Guidelines for parties involved in family law proceedings where no court order has been made on the bank and the parties wish to transfer a debt into the names of one of them.
1. Unless we are subject to a court order or are a party to a privately negotiated agreement between the parties to a marriage, we are not automatically required to consent to arrangements such as the transfer of property over which we have a mortgage, or the re-allocation of debt between the parties.
2. While we will try to accommodate any new arrangements, we may need to conduct investigations into the parties' financial position so as to satisfy ourselves about the ability of the transferee of property or the party who has assumed liability for joint debts owed to us to fulfil the financial commitment to us by himself or herself.

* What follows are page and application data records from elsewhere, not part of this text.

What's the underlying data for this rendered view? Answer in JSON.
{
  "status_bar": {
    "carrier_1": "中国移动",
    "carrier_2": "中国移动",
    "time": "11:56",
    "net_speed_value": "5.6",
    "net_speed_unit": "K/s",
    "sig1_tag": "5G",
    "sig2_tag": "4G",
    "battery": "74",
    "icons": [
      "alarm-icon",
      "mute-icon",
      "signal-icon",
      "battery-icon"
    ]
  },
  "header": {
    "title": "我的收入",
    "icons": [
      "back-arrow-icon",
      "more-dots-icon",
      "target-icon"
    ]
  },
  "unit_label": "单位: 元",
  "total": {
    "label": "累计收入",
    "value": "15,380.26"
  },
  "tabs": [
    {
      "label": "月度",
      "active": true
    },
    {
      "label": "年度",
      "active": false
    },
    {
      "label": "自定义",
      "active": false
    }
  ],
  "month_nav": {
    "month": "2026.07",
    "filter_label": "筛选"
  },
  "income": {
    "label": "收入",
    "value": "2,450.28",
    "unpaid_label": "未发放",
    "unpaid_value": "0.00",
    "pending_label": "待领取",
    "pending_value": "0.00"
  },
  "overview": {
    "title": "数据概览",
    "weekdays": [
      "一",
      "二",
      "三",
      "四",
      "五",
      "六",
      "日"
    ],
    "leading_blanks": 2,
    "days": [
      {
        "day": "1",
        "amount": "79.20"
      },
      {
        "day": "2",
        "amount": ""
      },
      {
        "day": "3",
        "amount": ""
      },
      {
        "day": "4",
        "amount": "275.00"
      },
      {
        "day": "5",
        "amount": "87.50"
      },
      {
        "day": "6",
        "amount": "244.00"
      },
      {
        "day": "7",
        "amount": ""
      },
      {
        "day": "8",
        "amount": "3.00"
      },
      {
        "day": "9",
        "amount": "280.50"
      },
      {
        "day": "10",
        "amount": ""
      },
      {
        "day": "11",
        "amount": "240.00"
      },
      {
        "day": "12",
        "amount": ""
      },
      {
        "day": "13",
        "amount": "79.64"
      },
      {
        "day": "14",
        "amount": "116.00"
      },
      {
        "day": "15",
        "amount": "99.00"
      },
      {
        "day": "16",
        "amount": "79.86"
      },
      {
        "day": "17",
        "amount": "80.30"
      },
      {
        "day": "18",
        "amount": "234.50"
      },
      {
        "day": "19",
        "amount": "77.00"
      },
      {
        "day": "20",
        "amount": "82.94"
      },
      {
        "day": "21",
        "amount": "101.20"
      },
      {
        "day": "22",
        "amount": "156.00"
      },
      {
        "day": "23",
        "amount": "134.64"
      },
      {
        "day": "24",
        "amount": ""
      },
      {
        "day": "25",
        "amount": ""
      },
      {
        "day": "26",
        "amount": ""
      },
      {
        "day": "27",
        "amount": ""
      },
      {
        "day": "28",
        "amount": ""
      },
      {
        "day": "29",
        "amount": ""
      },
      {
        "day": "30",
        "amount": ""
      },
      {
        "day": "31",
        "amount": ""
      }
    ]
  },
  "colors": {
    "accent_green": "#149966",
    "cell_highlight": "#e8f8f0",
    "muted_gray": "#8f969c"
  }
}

3. We might either agree to the transfer of the property subject to the mortgage and release the other party from further liability or retain our rights under the personal covenants in the mortgage against that other party.
4. In the majority of cases we will be reluctant to release joint debtors from their joint obligation to the bank where the debt is an unsecured liability.
5. Where a transfer of the property subject to a mortgage is contemplated, applicants should keep in mind the following points:
- Allow sufficient time for us to make our assessment of the proposal; it is advisable to get in touch with us as soon as the likelihood of an agreement altering the interests of the parties in mortgaged property arises
- Don't enter into the agreement until you know that we will agree to the transfer
- We may be limited if we do not offer the same or similar product for sale
- We need to make a fresh financial assessment of the party who is to assume responsibility for the mortgage debt as we do with any new loan application
- Full financial particulars including the terms of the proposed agreement need to be provided to us before we can agree to anything
- If there are continuing credit facilities such as an overdraft on a joint (or several) account that are secured by a mortgage, we may have to stop further drawings on the account until the matter between you is resolved or unless both parties expressly agree to further drawings
- We are not able to divulge information about one of the parties to the other party or to their practitioners or representatives without that party's consent
- If there are other co-owners their consent will be required to any dealing with the property
- If other persons have guaranteed the parties' obligations to us, the consent of those guarantors might be needed before any re-arrangement of the facility
- There may be bank and other fees and costs payable for obtaining our consent to a dealing and in connection with the dealing itself
- Each application for our consent will be assessed on a case-by-case basis.
6. When there is a proposal for one party to be responsible to repay a jointly owed unsecured debt to us, you should obtain our formal consent to and acknowledgement of this change in liability. All bullet points as part of item 5 above should be observed.
7. You will need to contact us to ascertain our likely attitude to releasing one of the parties as soon as possible after it becomes apparent that an agreement is likely to provide for a re-allocation of liabilities.
8. If the court grants one party the sole right to reside in a property to the exclusion of the other party you should let us know. Our rights against the both parties under the mortgage over the property will be preserved unless we agree to release one of the parties from their obligations under the mortgage instrument.
9. If we decline a transfer or release a party from further liability we will be entitled to enforce that liability, if that becomes necessary.
Things you need to know
You should note that these guidelines are intended to be for general information and guidance. They are not intended to be legal or financial advice. If you are contemplating or are involved in family law proceedings or a family law agreement you should seek specialist legal and financial advice.